> [WHAT TO DO]: Each record below is to be copied word for word, with pictures removed.

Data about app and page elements
—————

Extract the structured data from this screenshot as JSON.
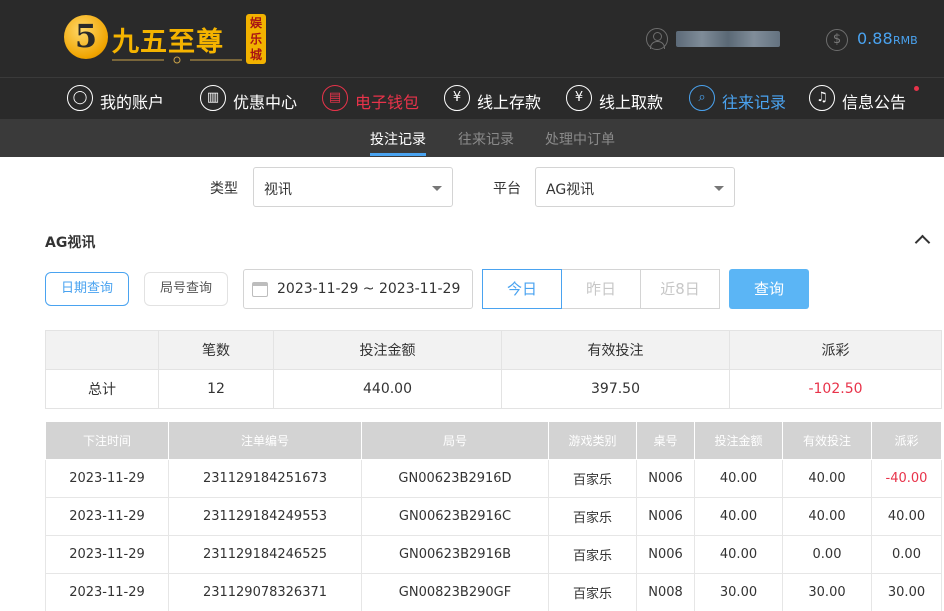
{
  "header": {
    "logo_digit": "5",
    "logo_text": "九五至尊",
    "logo_badge": "娱乐城",
    "balance_amount": "0.88",
    "balance_unit": "RMB"
  },
  "nav": {
    "items": [
      {
        "label": "我的账户",
        "icon": "user-icon"
      },
      {
        "label": "优惠中心",
        "icon": "gift-icon"
      },
      {
        "label": "电子钱包",
        "icon": "wallet-icon"
      },
      {
        "label": "线上存款",
        "icon": "deposit-icon"
      },
      {
        "label": "线上取款",
        "icon": "withdraw-icon"
      },
      {
        "label": "往来记录",
        "icon": "records-icon"
      },
      {
        "label": "信息公告",
        "icon": "bell-icon"
      }
    ]
  },
  "subnav": {
    "tabs": [
      "投注记录",
      "往来记录",
      "处理中订单"
    ]
  },
  "filters": {
    "type_label": "类型",
    "type_value": "视讯",
    "platform_label": "平台",
    "platform_value": "AG视讯"
  },
  "section": {
    "title": "AG视讯",
    "date_query": "日期查询",
    "round_query": "局号查询",
    "date_range": "2023-11-29 ~ 2023-11-29",
    "quick": [
      "今日",
      "昨日",
      "近8日"
    ],
    "query_button": "查询"
  },
  "summary": {
    "headers": [
      "",
      "笔数",
      "投注金额",
      "有效投注",
      "派彩"
    ],
    "total_label": "总计",
    "count": "12",
    "bet_amount": "440.00",
    "valid_bet": "397.50",
    "payout": "-102.50"
  },
  "records": {
    "headers": [
      "下注时间",
      "注单编号",
      "局号",
      "游戏类别",
      "桌号",
      "投注金额",
      "有效投注",
      "派彩"
    ],
    "rows": [
      [
        "2023-11-29",
        "231129184251673",
        "GN00623B2916D",
        "百家乐",
        "N006",
        "40.00",
        "40.00",
        "-40.00"
      ],
      [
        "2023-11-29",
        "231129184249553",
        "GN00623B2916C",
        "百家乐",
        "N006",
        "40.00",
        "40.00",
        "40.00"
      ],
      [
        "2023-11-29",
        "231129184246525",
        "GN00623B2916B",
        "百家乐",
        "N006",
        "40.00",
        "0.00",
        "0.00"
      ],
      [
        "2023-11-29",
        "231129078326371",
        "GN00823B290GF",
        "百家乐",
        "N008",
        "30.00",
        "30.00",
        "30.00"
      ]
    ]
  },
  "colors": {
    "accent_blue": "#4aa3f0",
    "accent_red": "#e8334a",
    "header_bg": "#2a2a2a"
  }
}
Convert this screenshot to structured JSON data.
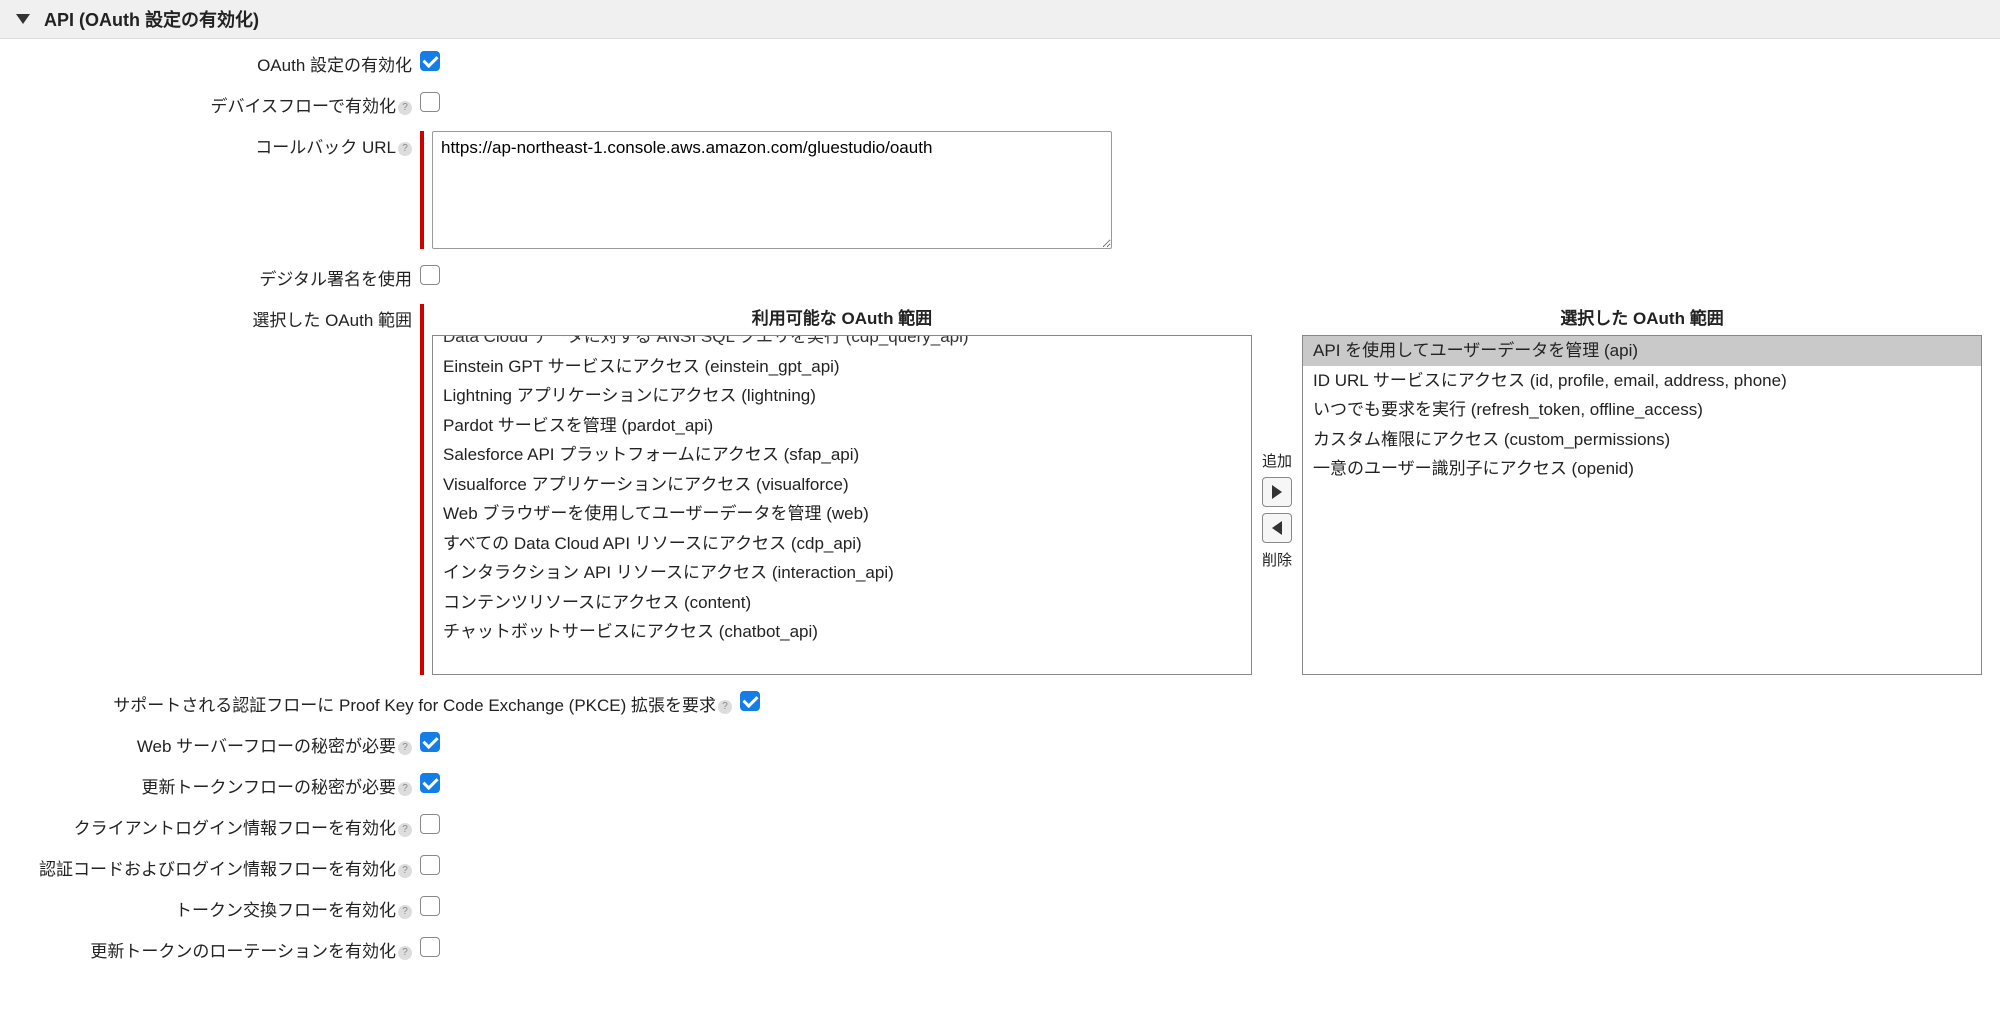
{
  "section": {
    "title": "API (OAuth 設定の有効化)"
  },
  "fields": {
    "enable_oauth": {
      "label": "OAuth 設定の有効化",
      "checked": true
    },
    "device_flow": {
      "label": "デバイスフローで有効化",
      "checked": false
    },
    "callback_url": {
      "label": "コールバック URL",
      "value": "https://ap-northeast-1.console.aws.amazon.com/gluestudio/oauth"
    },
    "digital_sig": {
      "label": "デジタル署名を使用",
      "checked": false
    },
    "scopes": {
      "label": "選択した OAuth 範囲"
    },
    "pkce": {
      "label": "サポートされる認証フローに Proof Key for Code Exchange (PKCE) 拡張を要求",
      "checked": true
    },
    "web_secret": {
      "label": "Web サーバーフローの秘密が必要",
      "checked": true
    },
    "refresh_secret": {
      "label": "更新トークンフローの秘密が必要",
      "checked": true
    },
    "client_creds": {
      "label": "クライアントログイン情報フローを有効化",
      "checked": false
    },
    "auth_code": {
      "label": "認証コードおよびログイン情報フローを有効化",
      "checked": false
    },
    "token_exch": {
      "label": "トークン交換フローを有効化",
      "checked": false
    },
    "token_rotation": {
      "label": "更新トークンのローテーションを有効化",
      "checked": false
    }
  },
  "scopes_panel": {
    "available_header": "利用可能な OAuth 範囲",
    "selected_header": "選択した OAuth 範囲",
    "add_label": "追加",
    "remove_label": "削除",
    "available": [
      "Data Cloud データに対する ANSI SQL クエリを実行 (cdp_query_api)",
      "Einstein GPT サービスにアクセス (einstein_gpt_api)",
      "Lightning アプリケーションにアクセス (lightning)",
      "Pardot サービスを管理 (pardot_api)",
      "Salesforce API プラットフォームにアクセス (sfap_api)",
      "Visualforce アプリケーションにアクセス (visualforce)",
      "Web ブラウザーを使用してユーザーデータを管理 (web)",
      "すべての Data Cloud API リソースにアクセス (cdp_api)",
      "インタラクション API リソースにアクセス (interaction_api)",
      "コンテンツリソースにアクセス (content)",
      "チャットボットサービスにアクセス (chatbot_api)"
    ],
    "selected": [
      "API を使用してユーザーデータを管理 (api)",
      "ID URL サービスにアクセス (id, profile, email, address, phone)",
      "いつでも要求を実行 (refresh_token, offline_access)",
      "カスタム権限にアクセス (custom_permissions)",
      "一意のユーザー識別子にアクセス (openid)"
    ],
    "selected_highlight_index": 0
  }
}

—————

> [RESPONSE TO THE EXERCISE]:
Extract the structured data from this screenshot as JSON.
{
  "header": {
    "logo_digit": "5",
    "logo_text": "九五至尊",
    "logo_badge": "娱乐城",
    "balance_amount": "0.88",
    "balance_unit": "RMB"
  },
  "nav": {
    "items": [
      {
        "label": "我的账户",
        "icon": "user-icon"
      },
      {
        "label": "优惠中心",
        "icon": "gift-icon"
      },
      {
        "label": "电子钱包",
        "icon": "wallet-icon"
      },
      {
        "label": "线上存款",
        "icon": "deposit-icon"
      },
      {
        "label": "线上取款",
        "icon": "withdraw-icon"
      },
      {
        "label": "往来记录",
        "icon": "records-icon"
      },
      {
        "label": "信息公告",
        "icon": "bell-icon"
      }
    ]
  },
  "subnav": {
    "tabs": [
      "投注记录",
      "往来记录",
      "处理中订单"
    ]
  },
  "filters": {
    "type_label": "类型",
    "type_value": "视讯",
    "platform_label": "平台",
    "platform_value": "AG视讯"
  },
  "section": {
    "title": "AG视讯",
    "date_query": "日期查询",
    "round_query": "局号查询",
    "date_range": "2023-11-29 ~ 2023-11-29",
    "quick": [
      "今日",
      "昨日",
      "近8日"
    ],
    "query_button": "查询"
  },
  "summary": {
    "headers": [
      "",
      "笔数",
      "投注金额",
      "有效投注",
      "派彩"
    ],
    "total_label": "总计",
    "count": "12",
    "bet_amount": "440.00",
    "valid_bet": "397.50",
    "payout": "-102.50"
  },
  "records": {
    "headers": [
      "下注时间",
      "注单编号",
      "局号",
      "游戏类别",
      "桌号",
      "投注金额",
      "有效投注",
      "派彩"
    ],
    "rows": [
      [
        "2023-11-29",
        "231129184251673",
        "GN00623B2916D",
        "百家乐",
        "N006",
        "40.00",
        "40.00",
        "-40.00"
      ],
      [
        "2023-11-29",
        "231129184249553",
        "GN00623B2916C",
        "百家乐",
        "N006",
        "40.00",
        "40.00",
        "40.00"
      ],
      [
        "2023-11-29",
        "231129184246525",
        "GN00623B2916B",
        "百家乐",
        "N006",
        "40.00",
        "0.00",
        "0.00"
      ],
      [
        "2023-11-29",
        "231129078326371",
        "GN00823B290GF",
        "百家乐",
        "N008",
        "30.00",
        "30.00",
        "30.00"
      ]
    ]
  },
  "colors": {
    "accent_blue": "#4aa3f0",
    "accent_red": "#e8334a",
    "header_bg": "#2a2a2a"
  }
}
Convert this screenshot to structured JSON data.
{
  "section": {
    "title": "API (OAuth 設定の有効化)"
  },
  "fields": {
    "enable_oauth": {
      "label": "OAuth 設定の有効化",
      "checked": true
    },
    "device_flow": {
      "label": "デバイスフローで有効化",
      "checked": false
    },
    "callback_url": {
      "label": "コールバック URL",
      "value": "https://ap-northeast-1.console.aws.amazon.com/gluestudio/oauth"
    },
    "digital_sig": {
      "label": "デジタル署名を使用",
      "checked": false
    },
    "scopes": {
      "label": "選択した OAuth 範囲"
    },
    "pkce": {
      "label": "サポートされる認証フローに Proof Key for Code Exchange (PKCE) 拡張を要求",
      "checked": true
    },
    "web_secret": {
      "label": "Web サーバーフローの秘密が必要",
      "checked": true
    },
    "refresh_secret": {
      "label": "更新トークンフローの秘密が必要",
      "checked": true
    },
    "client_creds": {
      "label": "クライアントログイン情報フローを有効化",
      "checked": false
    },
    "auth_code": {
      "label": "認証コードおよびログイン情報フローを有効化",
      "checked": false
    },
    "token_exch": {
      "label": "トークン交換フローを有効化",
      "checked": false
    },
    "token_rotation": {
      "label": "更新トークンのローテーションを有効化",
      "checked": false
    }
  },
  "scopes_panel": {
    "available_header": "利用可能な OAuth 範囲",
    "selected_header": "選択した OAuth 範囲",
    "add_label": "追加",
    "remove_label": "削除",
    "available": [
      "Data Cloud データに対する ANSI SQL クエリを実行 (cdp_query_api)",
      "Einstein GPT サービスにアクセス (einstein_gpt_api)",
      "Lightning アプリケーションにアクセス (lightning)",
      "Pardot サービスを管理 (pardot_api)",
      "Salesforce API プラットフォームにアクセス (sfap_api)",
      "Visualforce アプリケーションにアクセス (visualforce)",
      "Web ブラウザーを使用してユーザーデータを管理 (web)",
      "すべての Data Cloud API リソースにアクセス (cdp_api)",
      "インタラクション API リソースにアクセス (interaction_api)",
      "コンテンツリソースにアクセス (content)",
      "チャットボットサービスにアクセス (chatbot_api)"
    ],
    "selected": [
      "API を使用してユーザーデータを管理 (api)",
      "ID URL サービスにアクセス (id, profile, email, address, phone)",
      "いつでも要求を実行 (refresh_token, offline_access)",
      "カスタム権限にアクセス (custom_permissions)",
      "一意のユーザー識別子にアクセス (openid)"
    ],
    "selected_highlight_index": 0
  }
}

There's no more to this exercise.